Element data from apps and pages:
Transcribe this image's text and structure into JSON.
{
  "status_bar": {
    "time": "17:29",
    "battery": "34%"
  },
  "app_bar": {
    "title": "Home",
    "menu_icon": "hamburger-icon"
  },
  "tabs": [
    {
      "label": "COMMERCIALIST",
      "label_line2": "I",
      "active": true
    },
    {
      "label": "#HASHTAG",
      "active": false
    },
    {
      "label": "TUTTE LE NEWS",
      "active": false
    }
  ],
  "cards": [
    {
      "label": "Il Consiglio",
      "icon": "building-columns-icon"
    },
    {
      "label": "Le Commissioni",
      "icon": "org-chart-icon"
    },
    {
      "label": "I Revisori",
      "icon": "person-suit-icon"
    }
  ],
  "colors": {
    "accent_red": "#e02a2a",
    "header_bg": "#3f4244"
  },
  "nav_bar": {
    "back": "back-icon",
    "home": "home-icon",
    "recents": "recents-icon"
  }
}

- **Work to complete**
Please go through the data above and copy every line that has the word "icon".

- **Exercise solution**
    "menu_icon": "hamburger-icon"
      "icon": "building-columns-icon"
      "icon": "org-chart-icon"
      "icon": "person-suit-icon"
    "back": "back-icon",
    "home": "home-icon",
    "recents": "recents-icon"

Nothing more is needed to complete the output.